§ **Problem**:
Once the pictures are set aside, output all the records exactly.

§ **Supplied entries**:
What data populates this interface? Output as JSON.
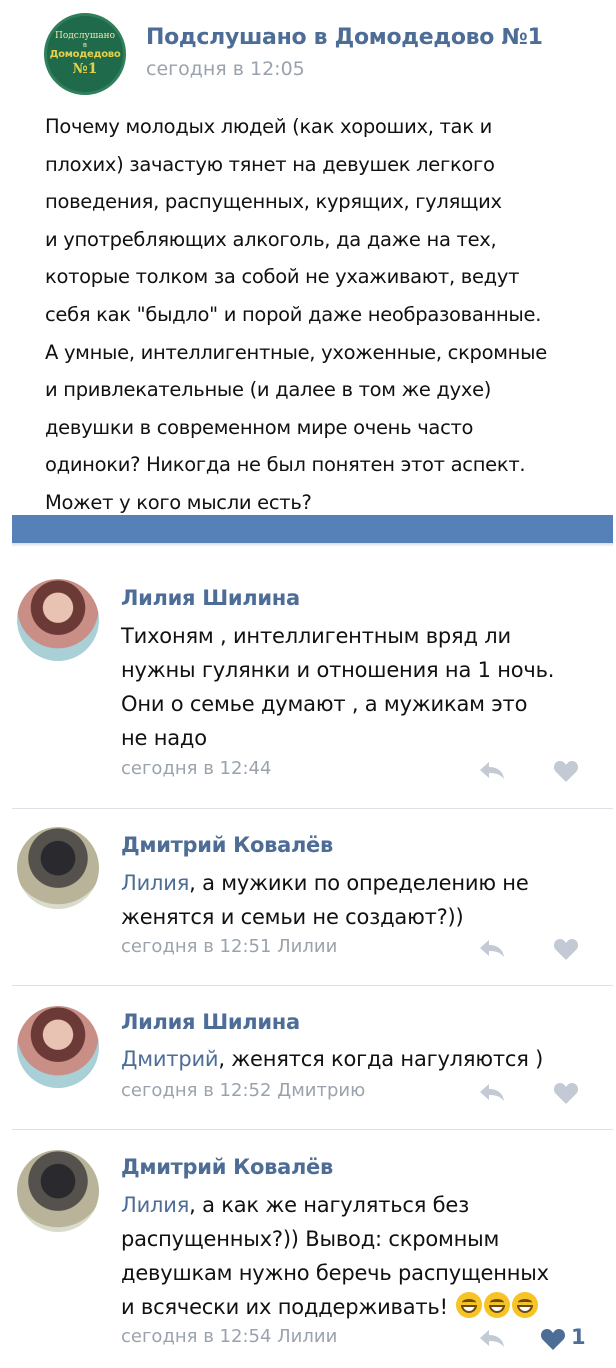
{
  "post": {
    "group_avatar": {
      "line1": "Подслушано",
      "line2": "в",
      "line3": "Домодедово",
      "line4": "№1"
    },
    "group_name": "Подслушано в Домодедово №1",
    "time": "сегодня в 12:05",
    "text_lines": [
      "Почему молодых людей (как хороших, так и",
      "плохих) зачастую тянет на девушек легкого",
      "поведения, распущенных, курящих, гулящих",
      "и употребляющих алкоголь, да даже на тех,",
      "которые толком за собой не ухаживают, ведут",
      "себя как \"быдло\" и порой даже необразованные.",
      "А умные, интеллигентные, ухоженные, скромные",
      "и привлекательные (и далее в том же духе)",
      "девушки в современном мире очень часто",
      "одиноки? Никогда не был понятен этот аспект.",
      "Может у кого мысли есть?"
    ]
  },
  "colors": {
    "accent": "#4e6d96",
    "bar": "#5580b8",
    "muted": "#9aa3ad"
  },
  "comments": [
    {
      "author": "Лилия Шилина",
      "avatar": "avatar-lilia",
      "lines": [
        "Тихоням , интеллигентным вряд ли",
        "нужны гулянки и отношения на 1 ночь.",
        "Они о семье думают , а мужикам это",
        "не надо"
      ],
      "time": "сегодня в 12:44"
    },
    {
      "author": "Дмитрий Ковалёв",
      "avatar": "avatar-dmitry",
      "mention": "Лилия",
      "first_line_rest": ", а мужики по определению не",
      "lines": [
        "женятся и семьи не создают?))"
      ],
      "time": "сегодня в 12:51 Лилии"
    },
    {
      "author": "Лилия Шилина",
      "avatar": "avatar-lilia",
      "mention": "Дмитрий",
      "first_line_rest": ", женятся когда нагуляются )",
      "time": "сегодня в 12:52 Дмитрию"
    },
    {
      "author": "Дмитрий Ковалёв",
      "avatar": "avatar-dmitry",
      "mention": "Лилия",
      "first_line_rest": ", а как же нагуляться без",
      "lines": [
        "распущенных?)) Вывод: скромным",
        "девушкам нужно беречь распущенных",
        "и всячески их поддерживать!"
      ],
      "emojis": [
        "grinning-face-emoji",
        "grinning-face-emoji",
        "grinning-face-emoji"
      ],
      "time": "сегодня в 12:54 Лилии",
      "likes": "1"
    }
  ],
  "icons": {
    "reply": "reply-arrow-icon",
    "like": "heart-icon"
  }
}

§ **Task result**:
What data populates this interface? Output as JSON.
{
  "post": {
    "group_avatar": {
      "line1": "Подслушано",
      "line2": "в",
      "line3": "Домодедово",
      "line4": "№1"
    },
    "group_name": "Подслушано в Домодедово №1",
    "time": "сегодня в 12:05",
    "text_lines": [
      "Почему молодых людей (как хороших, так и",
      "плохих) зачастую тянет на девушек легкого",
      "поведения, распущенных, курящих, гулящих",
      "и употребляющих алкоголь, да даже на тех,",
      "которые толком за собой не ухаживают, ведут",
      "себя как \"быдло\" и порой даже необразованные.",
      "А умные, интеллигентные, ухоженные, скромные",
      "и привлекательные (и далее в том же духе)",
      "девушки в современном мире очень часто",
      "одиноки? Никогда не был понятен этот аспект.",
      "Может у кого мысли есть?"
    ]
  },
  "colors": {
    "accent": "#4e6d96",
    "bar": "#5580b8",
    "muted": "#9aa3ad"
  },
  "comments": [
    {
      "author": "Лилия Шилина",
      "avatar": "avatar-lilia",
      "lines": [
        "Тихоням , интеллигентным вряд ли",
        "нужны гулянки и отношения на 1 ночь.",
        "Они о семье думают , а мужикам это",
        "не надо"
      ],
      "time": "сегодня в 12:44"
    },
    {
      "author": "Дмитрий Ковалёв",
      "avatar": "avatar-dmitry",
      "mention": "Лилия",
      "first_line_rest": ", а мужики по определению не",
      "lines": [
        "женятся и семьи не создают?))"
      ],
      "time": "сегодня в 12:51 Лилии"
    },
    {
      "author": "Лилия Шилина",
      "avatar": "avatar-lilia",
      "mention": "Дмитрий",
      "first_line_rest": ", женятся когда нагуляются )",
      "time": "сегодня в 12:52 Дмитрию"
    },
    {
      "author": "Дмитрий Ковалёв",
      "avatar": "avatar-dmitry",
      "mention": "Лилия",
      "first_line_rest": ", а как же нагуляться без",
      "lines": [
        "распущенных?)) Вывод: скромным",
        "девушкам нужно беречь распущенных",
        "и всячески их поддерживать!"
      ],
      "emojis": [
        "grinning-face-emoji",
        "grinning-face-emoji",
        "grinning-face-emoji"
      ],
      "time": "сегодня в 12:54 Лилии",
      "likes": "1"
    }
  ],
  "icons": {
    "reply": "reply-arrow-icon",
    "like": "heart-icon"
  }
}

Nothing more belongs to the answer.